--- Your assignment ---
Check every line of the entries for the string "footer" and return the ones that contain it.

***

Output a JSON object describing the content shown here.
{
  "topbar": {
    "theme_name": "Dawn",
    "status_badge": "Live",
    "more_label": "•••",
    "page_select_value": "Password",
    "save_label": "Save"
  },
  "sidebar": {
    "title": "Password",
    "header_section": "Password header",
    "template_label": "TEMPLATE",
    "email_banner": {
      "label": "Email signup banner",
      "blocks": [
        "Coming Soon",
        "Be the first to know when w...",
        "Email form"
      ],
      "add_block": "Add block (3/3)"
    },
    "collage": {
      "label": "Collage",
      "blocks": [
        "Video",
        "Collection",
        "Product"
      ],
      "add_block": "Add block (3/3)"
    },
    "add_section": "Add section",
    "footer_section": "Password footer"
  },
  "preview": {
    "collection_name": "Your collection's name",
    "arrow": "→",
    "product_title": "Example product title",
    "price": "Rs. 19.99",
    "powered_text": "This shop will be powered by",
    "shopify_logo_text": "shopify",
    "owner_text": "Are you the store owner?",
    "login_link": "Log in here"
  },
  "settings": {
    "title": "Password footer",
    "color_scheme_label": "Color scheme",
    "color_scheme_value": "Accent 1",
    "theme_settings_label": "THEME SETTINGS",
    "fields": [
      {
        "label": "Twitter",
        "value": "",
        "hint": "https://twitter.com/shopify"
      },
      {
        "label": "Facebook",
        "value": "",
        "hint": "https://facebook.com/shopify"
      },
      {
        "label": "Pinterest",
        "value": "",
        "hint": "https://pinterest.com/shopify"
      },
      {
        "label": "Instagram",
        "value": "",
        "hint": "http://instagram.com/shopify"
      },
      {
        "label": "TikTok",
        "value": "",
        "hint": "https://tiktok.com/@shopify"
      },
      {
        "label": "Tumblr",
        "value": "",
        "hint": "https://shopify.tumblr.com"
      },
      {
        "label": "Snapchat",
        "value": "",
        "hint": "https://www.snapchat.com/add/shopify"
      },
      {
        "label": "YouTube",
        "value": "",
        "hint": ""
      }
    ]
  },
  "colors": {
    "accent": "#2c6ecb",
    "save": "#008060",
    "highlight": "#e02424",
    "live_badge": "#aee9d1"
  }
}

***

--- Output ---
    "footer_section": "Password footer"
    "title": "Password footer",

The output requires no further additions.